Analysts said Canadian banks should have no difficulty securing international markets for funding, but it will come at a higher cost.
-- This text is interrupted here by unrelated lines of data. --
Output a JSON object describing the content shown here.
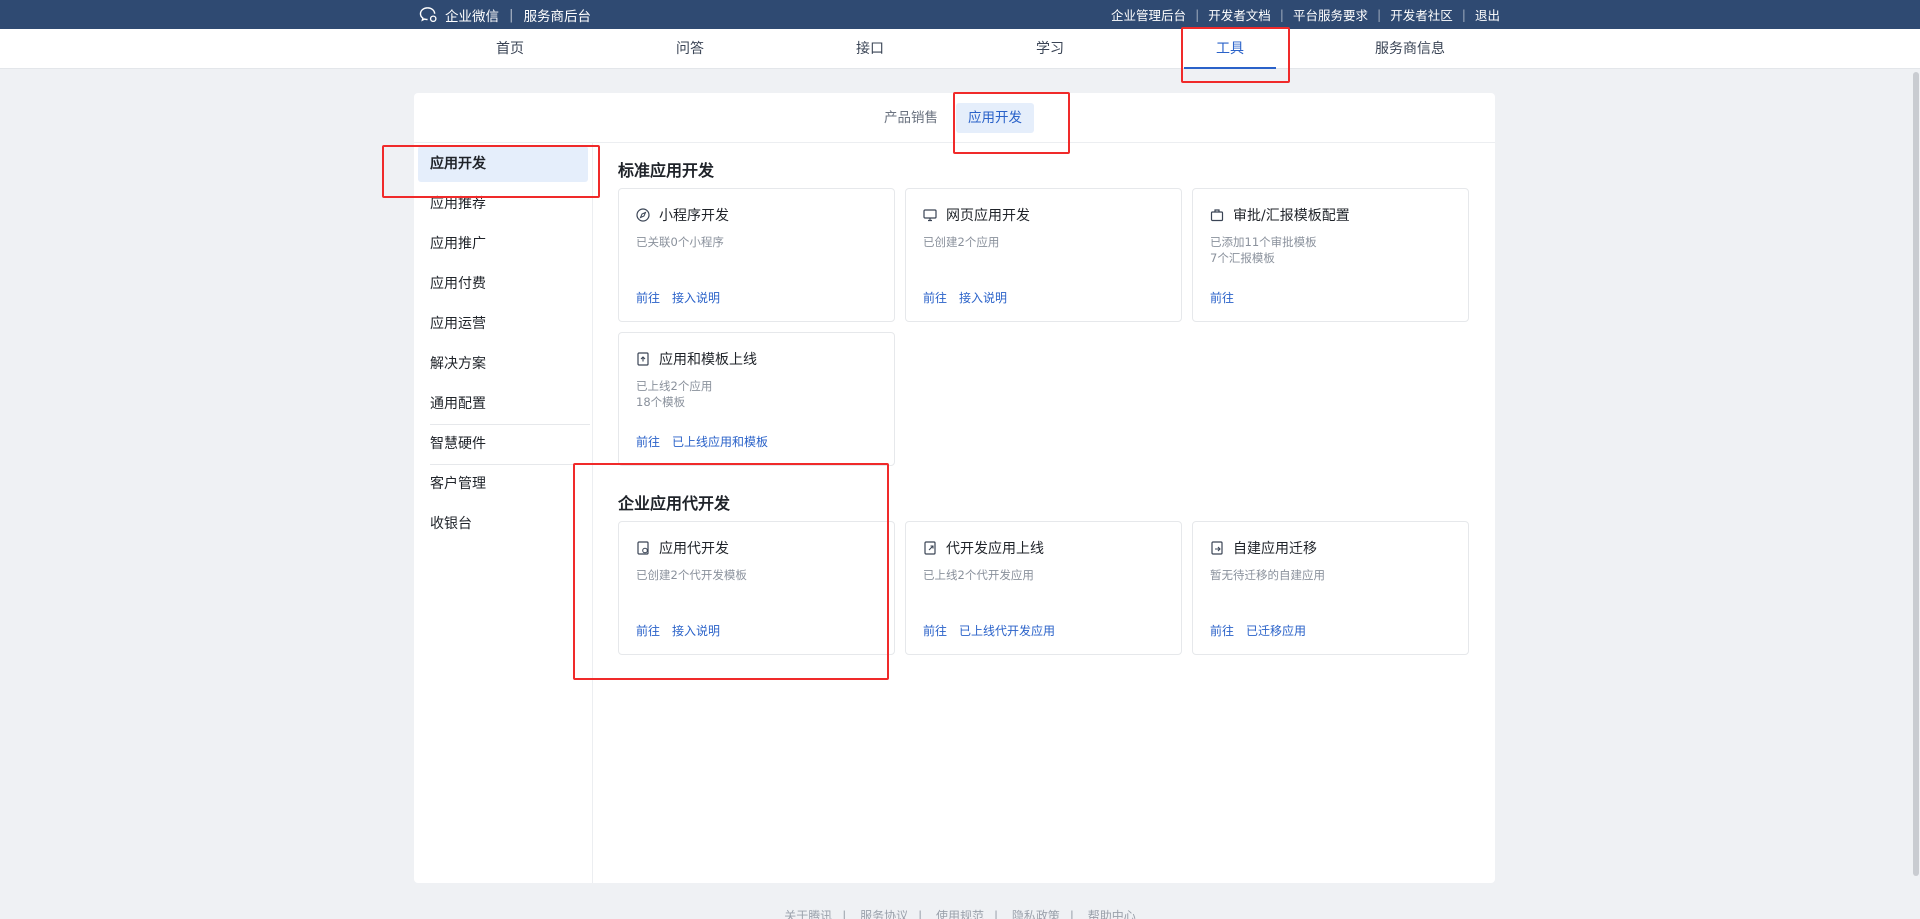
{
  "topbar": {
    "brand": "企业微信",
    "subtitle": "服务商后台",
    "links": [
      "企业管理后台",
      "开发者文档",
      "平台服务要求",
      "开发者社区",
      "退出"
    ]
  },
  "nav": {
    "items": [
      "首页",
      "问答",
      "接口",
      "学习",
      "工具",
      "服务商信息"
    ],
    "active": "工具"
  },
  "subtabs": {
    "items": [
      "产品销售",
      "应用开发"
    ],
    "active": "应用开发"
  },
  "sidebar": {
    "items": [
      "应用开发",
      "应用推荐",
      "应用推广",
      "应用付费",
      "应用运营",
      "解决方案",
      "通用配置",
      "智慧硬件",
      "客户管理",
      "收银台"
    ],
    "active": "应用开发"
  },
  "sections": [
    {
      "title": "标准应用开发",
      "cards": [
        {
          "title": "小程序开发",
          "icon": "compass-icon",
          "desc": [
            "已关联0个小程序"
          ],
          "actions": [
            "前往",
            "接入说明"
          ]
        },
        {
          "title": "网页应用开发",
          "icon": "monitor-icon",
          "desc": [
            "已创建2个应用"
          ],
          "actions": [
            "前往",
            "接入说明"
          ]
        },
        {
          "title": "审批/汇报模板配置",
          "icon": "briefcase-icon",
          "desc": [
            "已添加11个审批模板",
            "7个汇报模板"
          ],
          "actions": [
            "前往"
          ]
        },
        {
          "title": "应用和模板上线",
          "icon": "upload-doc-icon",
          "desc": [
            "已上线2个应用",
            "18个模板"
          ],
          "actions": [
            "前往",
            "已上线应用和模板"
          ]
        }
      ]
    },
    {
      "title": "企业应用代开发",
      "cards": [
        {
          "title": "应用代开发",
          "icon": "code-doc-icon",
          "desc": [
            "已创建2个代开发模板"
          ],
          "actions": [
            "前往",
            "接入说明"
          ]
        },
        {
          "title": "代开发应用上线",
          "icon": "launch-doc-icon",
          "desc": [
            "已上线2个代开发应用"
          ],
          "actions": [
            "前往",
            "已上线代开发应用"
          ]
        },
        {
          "title": "自建应用迁移",
          "icon": "migrate-doc-icon",
          "desc": [
            "暂无待迁移的自建应用"
          ],
          "actions": [
            "前往",
            "已迁移应用"
          ]
        }
      ]
    }
  ],
  "footer": [
    "关于腾讯",
    "服务协议",
    "使用规范",
    "隐私政策",
    "帮助中心"
  ],
  "colors": {
    "topbar": "#2f4a72",
    "accent": "#2a62c9",
    "highlight": "#f02a2a"
  }
}
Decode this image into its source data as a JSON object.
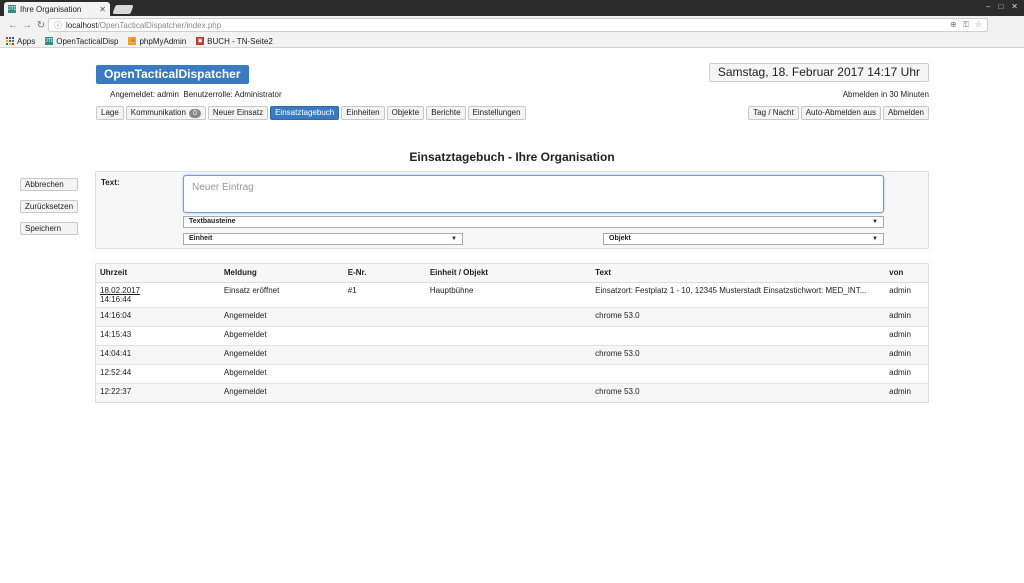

CMHC-backed securities are attractive for both banks and investors since they are largely default-proof.
Fearing an overheated housing market could infect the larger economy and result in defaults the government must bear, Finance Minister Jim Flaherty has taken a number of steps in recent years to stem the flow of mortgage credit.
Last summer, he introduced tighter rules for mortgage lenders and borrowers -- a change the real estate and lending industries say was the main reason for a slowdown in residential property sales that began last August and continued through the first part of 2013.
As well, the finance minister acted to limit taxpayer exposure to a housing crash by setting limits on banks' ability to buy bulk insurance from CMHC.
Still, Flaherty has been frustrated that banks were priming the house-mortgage pump too aggressively, oblivious to the fact Canadian household debt continued to climb.
At 165 per cent of annual income this spring, household debt reached heights similar to the peak in the United States prior to the 2007 crash that literally broke several banks.
This spring, the minister went so far as to publicly chastise some banks for dropping their mortgage rates too low.
The moves worked for awhile, but in the past few months, housing has been on an upswing, with starts again reaching unsustainable levels near 200,000 annually, sales picking up and prices continuing to record new highs.
"We are starting to see the impact of the changes wearing off... Prices in most markets are now rising faster than income," Petramala said. "So it makes sense that the federal government, CMHC, may want to limit some of the risk-taking in the housing market."
In last month's monetary policy report, the Bank of Canada cited the recent developments in the housing market as the top made-in-Canada risk to the economy.
"This renewed momentum would produce a temporary boost to economic activity and inflation, but more importantly, it would exacerbate existing imbalances and therefore increase the probability of a more severe correction later on. Such a correction could have sizable spillover effects to other parts of the economy," the central bank concluded.
-- The Canadian Press